Below this task are records; return each one exactly and omit its images.
■ ■ ■
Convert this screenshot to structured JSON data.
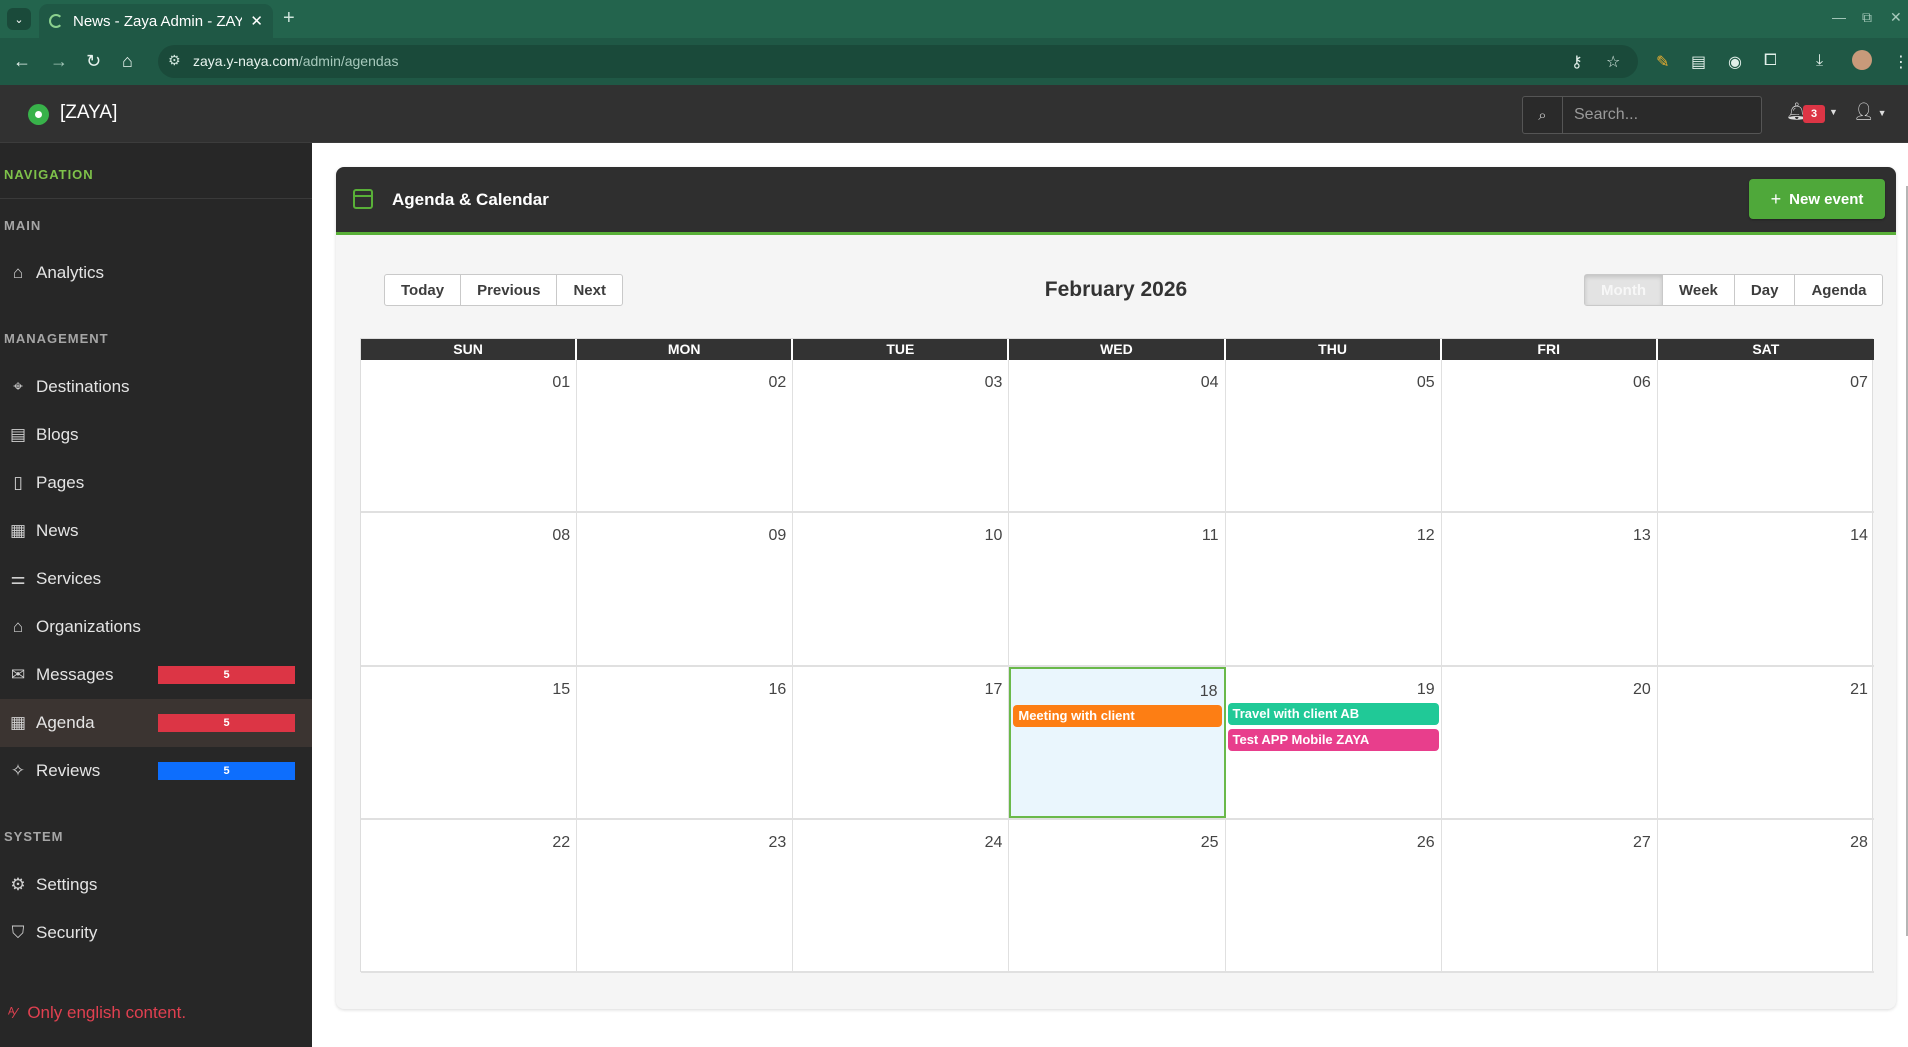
{
  "browser": {
    "tab_title": "News - Zaya Admin - ZAYA",
    "url_host": "zaya.y-naya.com",
    "url_path": "/admin/agendas"
  },
  "header": {
    "brand": "[ZAYA]",
    "search_placeholder": "Search...",
    "notifications_count": "3"
  },
  "sidebar": {
    "nav_heading": "NAVIGATION",
    "sections": {
      "main": "MAIN",
      "management": "MANAGEMENT",
      "system": "SYSTEM"
    },
    "items": [
      {
        "label": "Analytics",
        "icon": "home-icon"
      },
      {
        "label": "Destinations",
        "icon": "map-pin-icon"
      },
      {
        "label": "Blogs",
        "icon": "document-icon"
      },
      {
        "label": "Pages",
        "icon": "file-icon"
      },
      {
        "label": "News",
        "icon": "newspaper-icon"
      },
      {
        "label": "Services",
        "icon": "sliders-icon"
      },
      {
        "label": "Organizations",
        "icon": "building-icon"
      },
      {
        "label": "Messages",
        "icon": "envelope-icon",
        "badge": "5",
        "badge_color": "#dc3545"
      },
      {
        "label": "Agenda",
        "icon": "calendar-icon",
        "badge": "5",
        "badge_color": "#dc3545",
        "active": true
      },
      {
        "label": "Reviews",
        "icon": "sparkle-icon",
        "badge": "5",
        "badge_color": "#0d6efd"
      },
      {
        "label": "Settings",
        "icon": "gear-icon"
      },
      {
        "label": "Security",
        "icon": "shield-icon"
      }
    ],
    "language_note": "Only english content."
  },
  "card": {
    "title": "Agenda & Calendar",
    "new_event_label": "New event"
  },
  "toolbar": {
    "today": "Today",
    "previous": "Previous",
    "next": "Next",
    "month_label": "February 2026",
    "views": [
      "Month",
      "Week",
      "Day",
      "Agenda"
    ],
    "active_view": "Month"
  },
  "calendar": {
    "weekdays": [
      "SUN",
      "MON",
      "TUE",
      "WED",
      "THU",
      "FRI",
      "SAT"
    ],
    "weeks": [
      [
        "01",
        "02",
        "03",
        "04",
        "05",
        "06",
        "07"
      ],
      [
        "08",
        "09",
        "10",
        "11",
        "12",
        "13",
        "14"
      ],
      [
        "15",
        "16",
        "17",
        "18",
        "19",
        "20",
        "21"
      ],
      [
        "22",
        "23",
        "24",
        "25",
        "26",
        "27",
        "28"
      ]
    ],
    "today": "18",
    "events": [
      {
        "title": "Meeting with client",
        "day": "18",
        "color": "#fd7e14"
      },
      {
        "title": "Travel with client AB",
        "day": "19",
        "color": "#20c997"
      },
      {
        "title": "Test APP Mobile ZAYA",
        "day": "19",
        "color": "#e83e8c"
      }
    ]
  },
  "colors": {
    "accent_green": "#59b038",
    "danger": "#dc3545",
    "primary": "#0d6efd"
  }
}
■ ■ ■
ANSWER TO THE PROBLEM:
Convert this screenshot to structured JSON data.
{
  "browser": {
    "tab_title": "News - Zaya Admin - ZAYA",
    "url_host": "zaya.y-naya.com",
    "url_path": "/admin/agendas"
  },
  "header": {
    "brand": "[ZAYA]",
    "search_placeholder": "Search...",
    "notifications_count": "3"
  },
  "sidebar": {
    "nav_heading": "NAVIGATION",
    "sections": {
      "main": "MAIN",
      "management": "MANAGEMENT",
      "system": "SYSTEM"
    },
    "items": [
      {
        "label": "Analytics",
        "icon": "home-icon"
      },
      {
        "label": "Destinations",
        "icon": "map-pin-icon"
      },
      {
        "label": "Blogs",
        "icon": "document-icon"
      },
      {
        "label": "Pages",
        "icon": "file-icon"
      },
      {
        "label": "News",
        "icon": "newspaper-icon"
      },
      {
        "label": "Services",
        "icon": "sliders-icon"
      },
      {
        "label": "Organizations",
        "icon": "building-icon"
      },
      {
        "label": "Messages",
        "icon": "envelope-icon",
        "badge": "5",
        "badge_color": "#dc3545"
      },
      {
        "label": "Agenda",
        "icon": "calendar-icon",
        "badge": "5",
        "badge_color": "#dc3545",
        "active": true
      },
      {
        "label": "Reviews",
        "icon": "sparkle-icon",
        "badge": "5",
        "badge_color": "#0d6efd"
      },
      {
        "label": "Settings",
        "icon": "gear-icon"
      },
      {
        "label": "Security",
        "icon": "shield-icon"
      }
    ],
    "language_note": "Only english content."
  },
  "card": {
    "title": "Agenda & Calendar",
    "new_event_label": "New event"
  },
  "toolbar": {
    "today": "Today",
    "previous": "Previous",
    "next": "Next",
    "month_label": "February 2026",
    "views": [
      "Month",
      "Week",
      "Day",
      "Agenda"
    ],
    "active_view": "Month"
  },
  "calendar": {
    "weekdays": [
      "SUN",
      "MON",
      "TUE",
      "WED",
      "THU",
      "FRI",
      "SAT"
    ],
    "weeks": [
      [
        "01",
        "02",
        "03",
        "04",
        "05",
        "06",
        "07"
      ],
      [
        "08",
        "09",
        "10",
        "11",
        "12",
        "13",
        "14"
      ],
      [
        "15",
        "16",
        "17",
        "18",
        "19",
        "20",
        "21"
      ],
      [
        "22",
        "23",
        "24",
        "25",
        "26",
        "27",
        "28"
      ]
    ],
    "today": "18",
    "events": [
      {
        "title": "Meeting with client",
        "day": "18",
        "color": "#fd7e14"
      },
      {
        "title": "Travel with client AB",
        "day": "19",
        "color": "#20c997"
      },
      {
        "title": "Test APP Mobile ZAYA",
        "day": "19",
        "color": "#e83e8c"
      }
    ]
  },
  "colors": {
    "accent_green": "#59b038",
    "danger": "#dc3545",
    "primary": "#0d6efd"
  }
}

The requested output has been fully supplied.